For 'normal people' stress is something to be avoided; not so however for engine developers. It is something we have learned to live with, and even use to our advantage. So, what about residual stress then?
Every mechanical engineer has learned during his or her education that one can only load a structure so much, until the maximum permissible stress is reached. This implies that an external load of some kind is being applied to that structure. In the meantime we have all kinds of simulation possibilities to predict the maximum loading. Every so often, simulation results do not correspond with real-life behaviour. In that case things get rather more complicated, especially when the structure fails earlier then expected.
One possible reason, especially when dealing with cast parts, is the presence of residual stresses. Let us take a closer look at what this is.
Residual stress is defined as stresses that remain in a material without the application of an external load such as force, displacement or thermal gradient. Engineers working on structural cast parts, such as engine blocks and cylinder heads, will know what I'm talking about.
The mechanical properties of cast cylinder blocks are not uniform. Differences in wall thickness and overall geometry will result in non-homogeneous cooling, solidification and structure, and therefore the mechanical properties throughout the part. It is these factors that are also related to the residual stresses.

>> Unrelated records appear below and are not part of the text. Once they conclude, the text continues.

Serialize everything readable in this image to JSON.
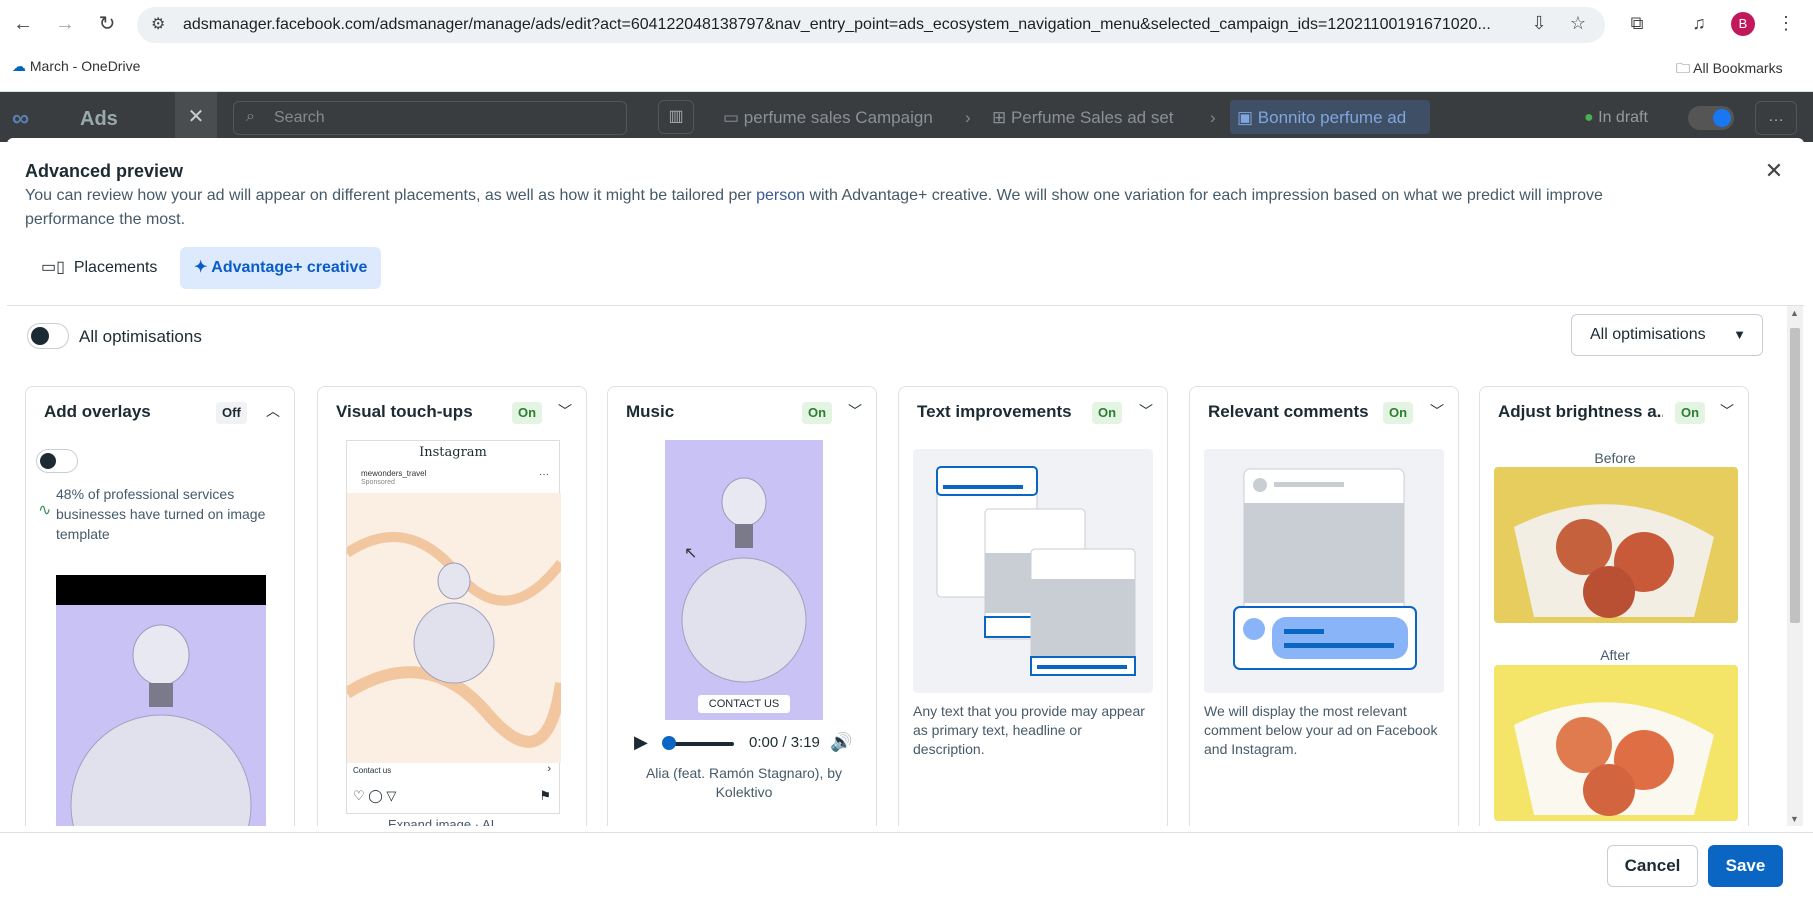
{
  "browser": {
    "url": "adsmanager.facebook.com/adsmanager/manage/ads/edit?act=604122048138797&nav_entry_point=ads_ecosystem_navigation_menu&selected_campaign_ids=12021100191671020...",
    "profile_initial": "B",
    "bookmark_onedrive": "March - OneDrive",
    "bookmark_all": "All Bookmarks"
  },
  "appbar": {
    "brand": "Ads",
    "search_placeholder": "Search",
    "breadcrumb": [
      "perfume sales Campaign",
      "Perfume Sales ad set",
      "Bonnito perfume ad"
    ],
    "status": "In draft"
  },
  "modal": {
    "title": "Advanced preview",
    "description_before": "You can review how your ad will appear on different placements, as well as how it might be tailored per ",
    "description_link": "person",
    "description_after": " with Advantage+ creative. We will show one variation for each impression based on what we predict will improve performance the most.",
    "tabs": [
      {
        "label": "Placements",
        "active": false
      },
      {
        "label": "Advantage+ creative",
        "active": true
      }
    ],
    "all_optimisations_toggle_label": "All optimisations",
    "all_optimisations_dropdown": "All optimisations"
  },
  "cards": [
    {
      "title": "Add overlays",
      "status": "Off",
      "stat": "48% of professional services businesses have turned on image template"
    },
    {
      "title": "Visual touch-ups",
      "status": "On",
      "ig_brand": "Instagram",
      "ig_handle": "mewonders_travel",
      "ig_sponsored": "Sponsored",
      "ig_cta": "Contact us",
      "below_text": "Expand image · AI"
    },
    {
      "title": "Music",
      "status": "On",
      "cta": "CONTACT US",
      "time": "0:00 / 3:19",
      "song": "Alia (feat. Ramón Stagnaro), by Kolektivo"
    },
    {
      "title": "Text improvements",
      "status": "On",
      "description": "Any text that you provide may appear as primary text, headline or description."
    },
    {
      "title": "Relevant comments",
      "status": "On",
      "description": "We will display the most relevant comment below your ad on Facebook and Instagram."
    },
    {
      "title": "Adjust brightness a...",
      "status": "On",
      "before_label": "Before",
      "after_label": "After"
    }
  ],
  "footer": {
    "cancel_label": "Cancel",
    "save_label": "Save"
  },
  "colors": {
    "accent": "#0a66c2",
    "on_badge": "#2e7d32",
    "preview_purple": "#c9c2f4"
  }
}
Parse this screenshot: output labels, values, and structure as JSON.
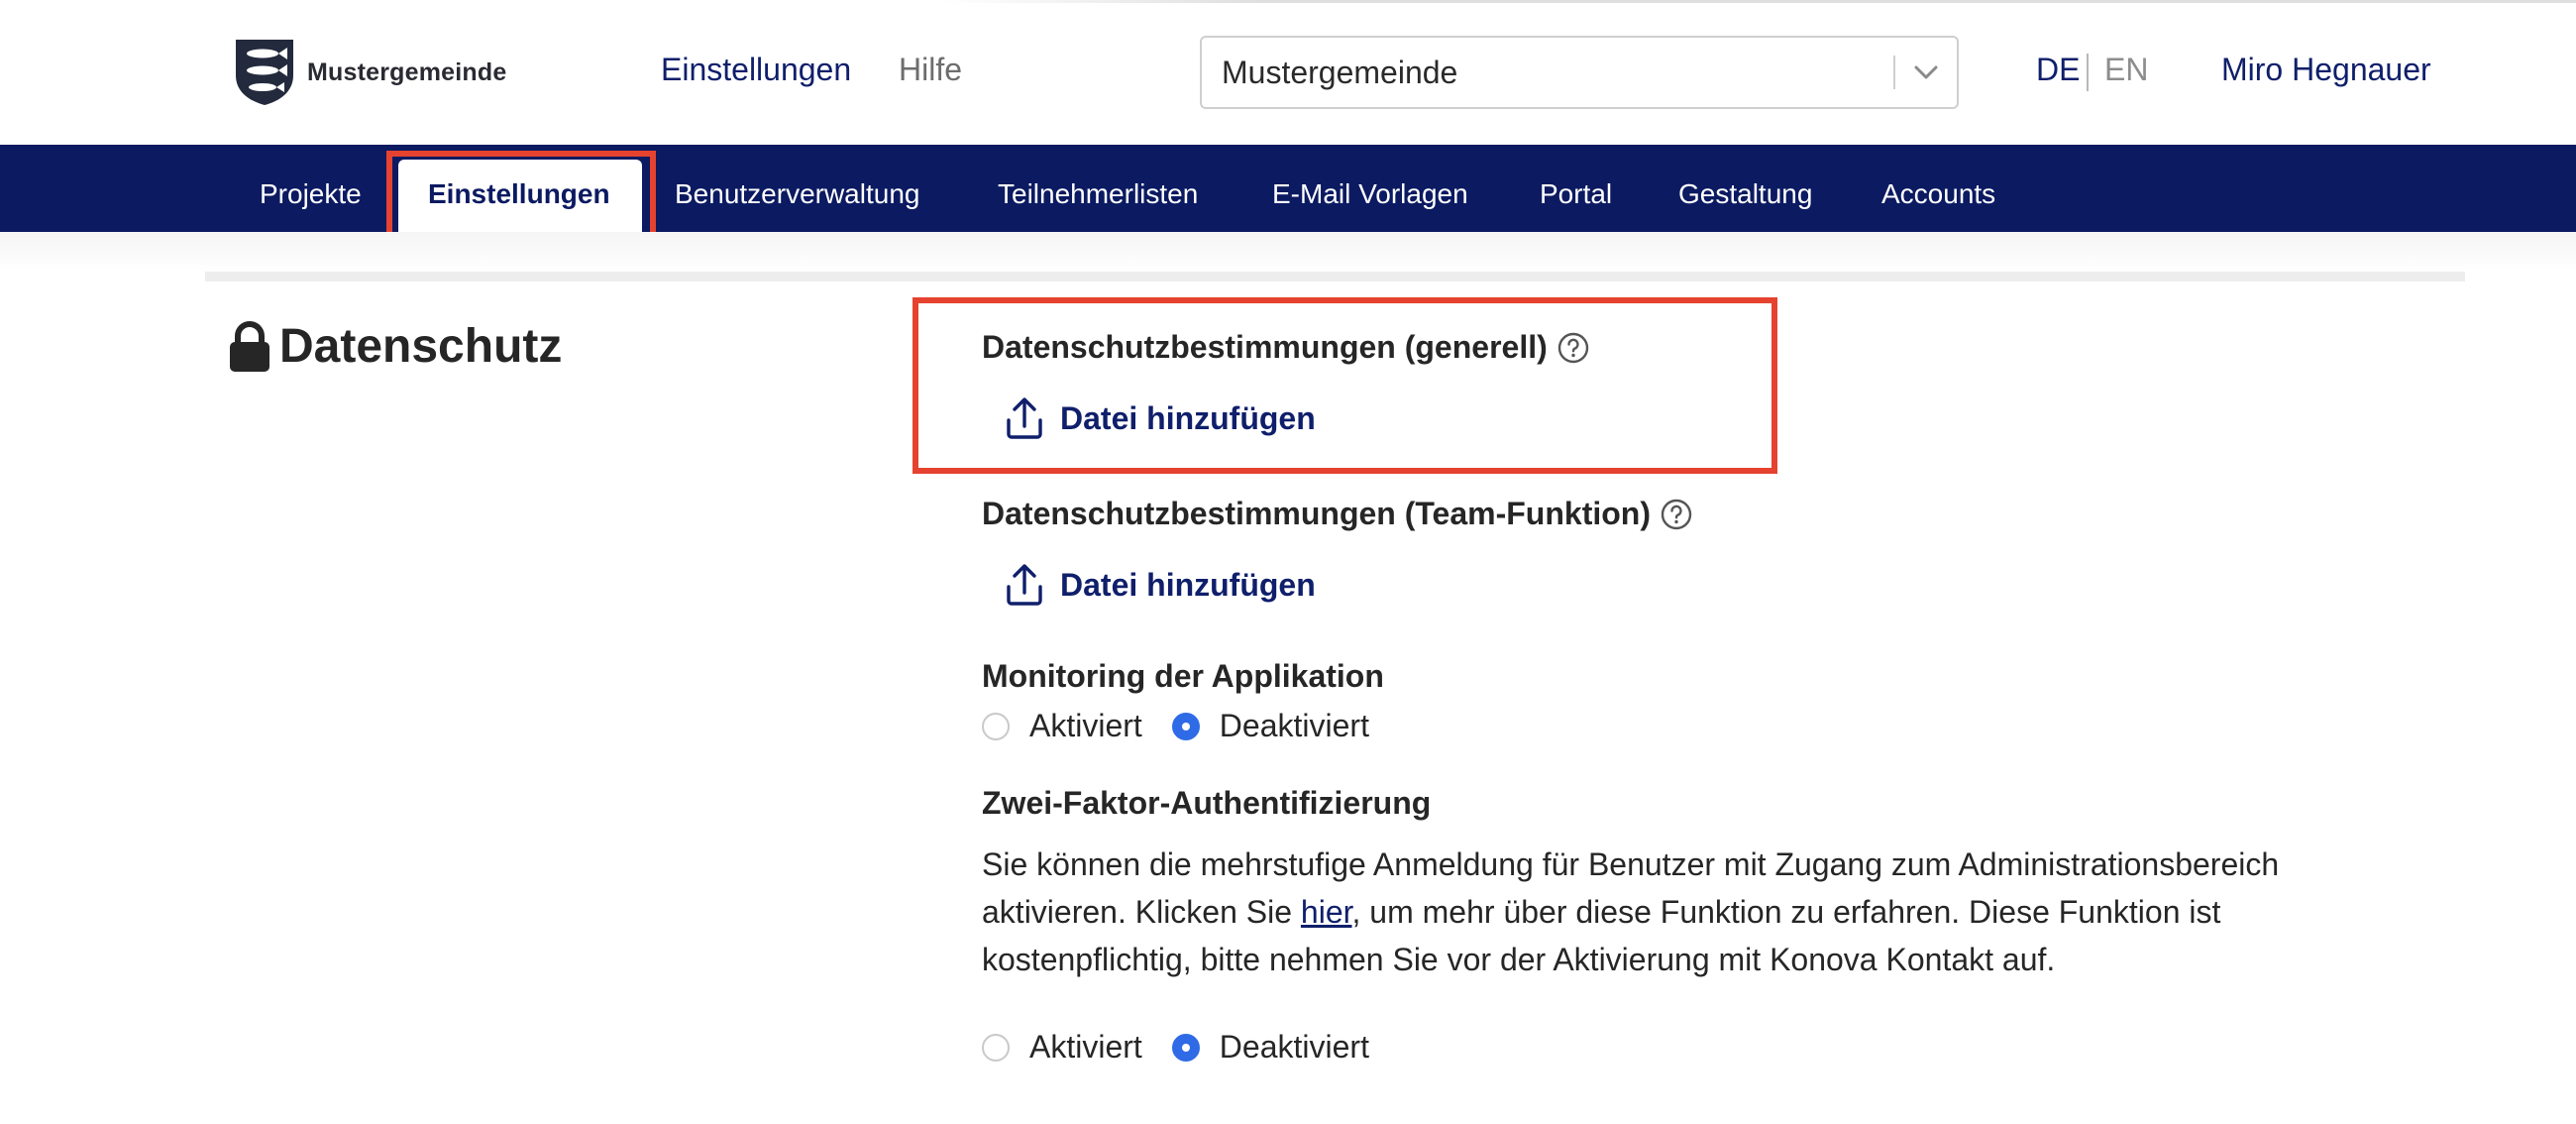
{
  "header": {
    "logo_text": "Mustergemeinde",
    "nav": {
      "settings": "Einstellungen",
      "help": "Hilfe"
    },
    "org_select": {
      "value": "Mustergemeinde"
    },
    "language": {
      "active": "DE",
      "inactive": "EN"
    },
    "user_name": "Miro Hegnauer"
  },
  "navbar": {
    "items": [
      {
        "label": "Projekte"
      },
      {
        "label": "Einstellungen",
        "active": true
      },
      {
        "label": "Benutzerverwaltung"
      },
      {
        "label": "Teilnehmerlisten"
      },
      {
        "label": "E-Mail Vorlagen"
      },
      {
        "label": "Portal"
      },
      {
        "label": "Gestaltung"
      },
      {
        "label": "Accounts"
      }
    ]
  },
  "section": {
    "title": "Datenschutz",
    "icon": "lock-icon",
    "privacy_general": {
      "label": "Datenschutzbestimmungen (generell)",
      "upload_label": "Datei hinzufügen"
    },
    "privacy_team": {
      "label": "Datenschutzbestimmungen (Team-Funktion)",
      "upload_label": "Datei hinzufügen"
    },
    "monitoring": {
      "label": "Monitoring der Applikation",
      "option_on": "Aktiviert",
      "option_off": "Deaktiviert",
      "selected": "Deaktiviert"
    },
    "two_factor": {
      "label": "Zwei-Faktor-Authentifizierung",
      "description_before": "Sie können die mehrstufige Anmeldung für Benutzer mit Zugang zum Administrationsbereich aktivieren. Klicken Sie ",
      "link_text": "hier",
      "description_after": ", um mehr über diese Funktion zu erfahren. Diese Funktion ist kostenpflichtig, bitte nehmen Sie vor der Aktivierung mit Konova Kontakt auf.",
      "option_on": "Aktiviert",
      "option_off": "Deaktiviert",
      "selected": "Deaktiviert"
    }
  },
  "colors": {
    "navbar": "#0b1a61",
    "primary_text": "#0f1f6b",
    "highlight": "#e5432f",
    "radio_selected": "#2f6be6"
  }
}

Residual stresses can lead to the initiation of cracks, often in combination with additional external loading. In extreme cases, and even without external loading, residual stresses have led to failure before the part has even been used. On the other hand, when it concerns compressive stresses it can also be beneficial to have these in the part, as it leads to increased 'loadability'.

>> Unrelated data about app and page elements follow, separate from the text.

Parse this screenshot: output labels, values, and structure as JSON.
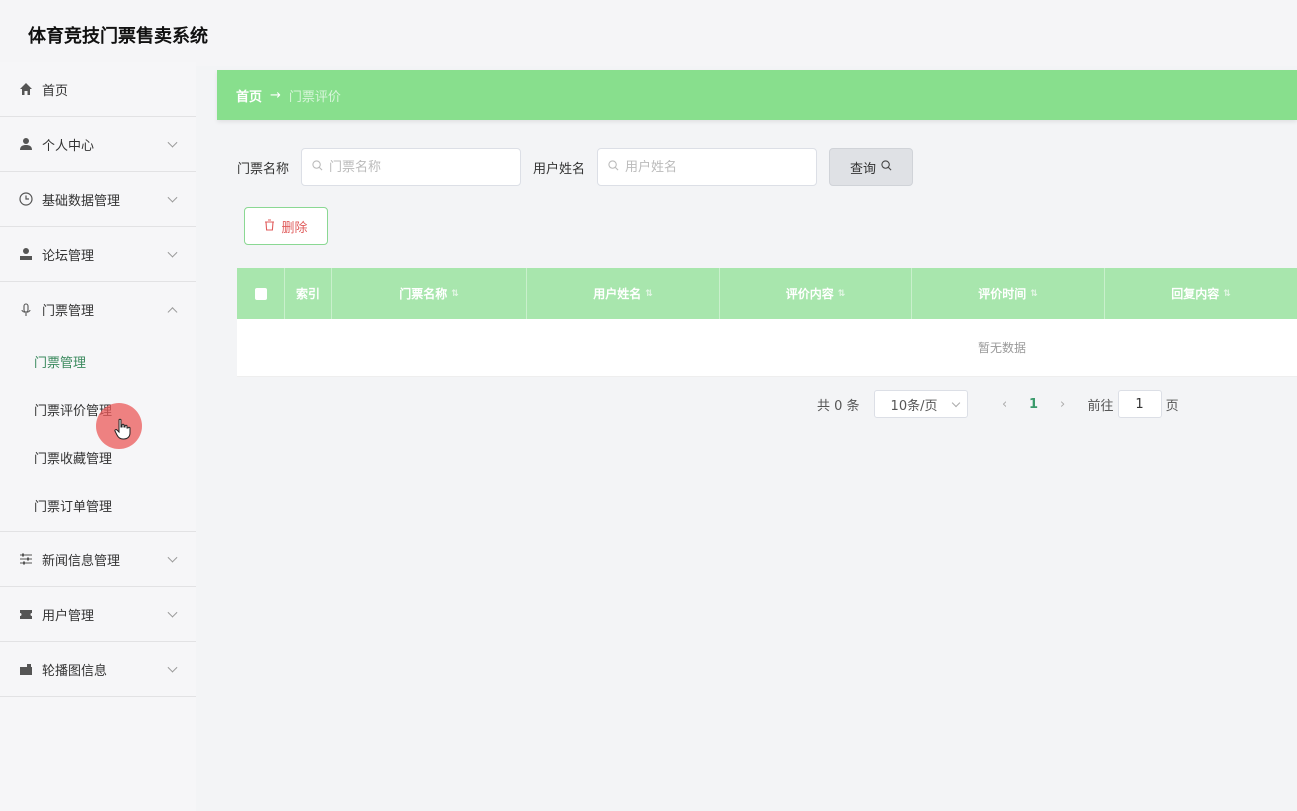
{
  "app": {
    "title": "体育竞技门票售卖系统"
  },
  "sidebar": {
    "items": [
      {
        "label": "首页",
        "icon": "home-icon"
      },
      {
        "label": "个人中心",
        "icon": "user-icon"
      },
      {
        "label": "基础数据管理",
        "icon": "clock-icon"
      },
      {
        "label": "论坛管理",
        "icon": "person-icon"
      },
      {
        "label": "门票管理",
        "icon": "mic-icon"
      },
      {
        "label": "新闻信息管理",
        "icon": "sliders-icon"
      },
      {
        "label": "用户管理",
        "icon": "ticket-icon"
      },
      {
        "label": "轮播图信息",
        "icon": "camera-icon"
      }
    ],
    "submenu": [
      {
        "label": "门票管理"
      },
      {
        "label": "门票评价管理"
      },
      {
        "label": "门票收藏管理"
      },
      {
        "label": "门票订单管理"
      }
    ]
  },
  "breadcrumb": {
    "home": "首页",
    "arrow": "→",
    "current": "门票评价"
  },
  "search": {
    "ticket_label": "门票名称",
    "ticket_placeholder": "门票名称",
    "user_label": "用户姓名",
    "user_placeholder": "用户姓名",
    "button": "查询"
  },
  "actions": {
    "delete": "删除"
  },
  "table": {
    "columns": [
      "索引",
      "门票名称",
      "用户姓名",
      "评价内容",
      "评价时间",
      "回复内容"
    ],
    "empty_text": "暂无数据"
  },
  "pagination": {
    "total": "共 0 条",
    "page_size": "10条/页",
    "current_page": "1",
    "goto_label": "前往",
    "goto_value": "1",
    "page_suffix": "页"
  },
  "colors": {
    "accent": "#88df8d",
    "table_header": "#a8e6ad",
    "danger": "#e05c5c",
    "active_page": "#3a9a6b"
  }
}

More often than not the part will not fail, but other unwanted issues, such as deformations during machining of the part, can arise. Since typical values for residual stresses in a cast-iron cylinder block are about 150 MPa, both in compression and in tension, this will not directly lead to major issues. But given today's tolerancing and required accuracies, it does increase the risk significantly of producing scrap. To prevent this from happening, heat treatment can be used to reduce and balance the residual stresses. Given sufficient experience and development of the heat treatment process and its settings, overall stress levels can be reduced.
Perhaps the most important observation looking at the complex array of stresses, internally and externally, is that in today's world we cannot do without integrated simulation techniques any more. As I mentioned above, straightforward simulation results often do not fully correlate with real life, especially in the context of ever increasing performance:weight ratios. When looking at the current complexity of castings used in high-performance race engines, one can imagine that the influence of the production process has to be taken into account in the simulation process, and given the same relevance as all other loads on the component.
In summary, the addition of assembly, thermal and firing loads, combined with the casting stresses, will provide the most accurate safety factor, something every engineer is looking for. Local stress values, which are required to predict the final loadability of the part, can only be provided by detailed casting process simulation, using advanced non-linear elastic and plastic material models.
Fig. 1 - Cracked cast-iron cylinder block due to residual stresses
Written by Dieter van der Put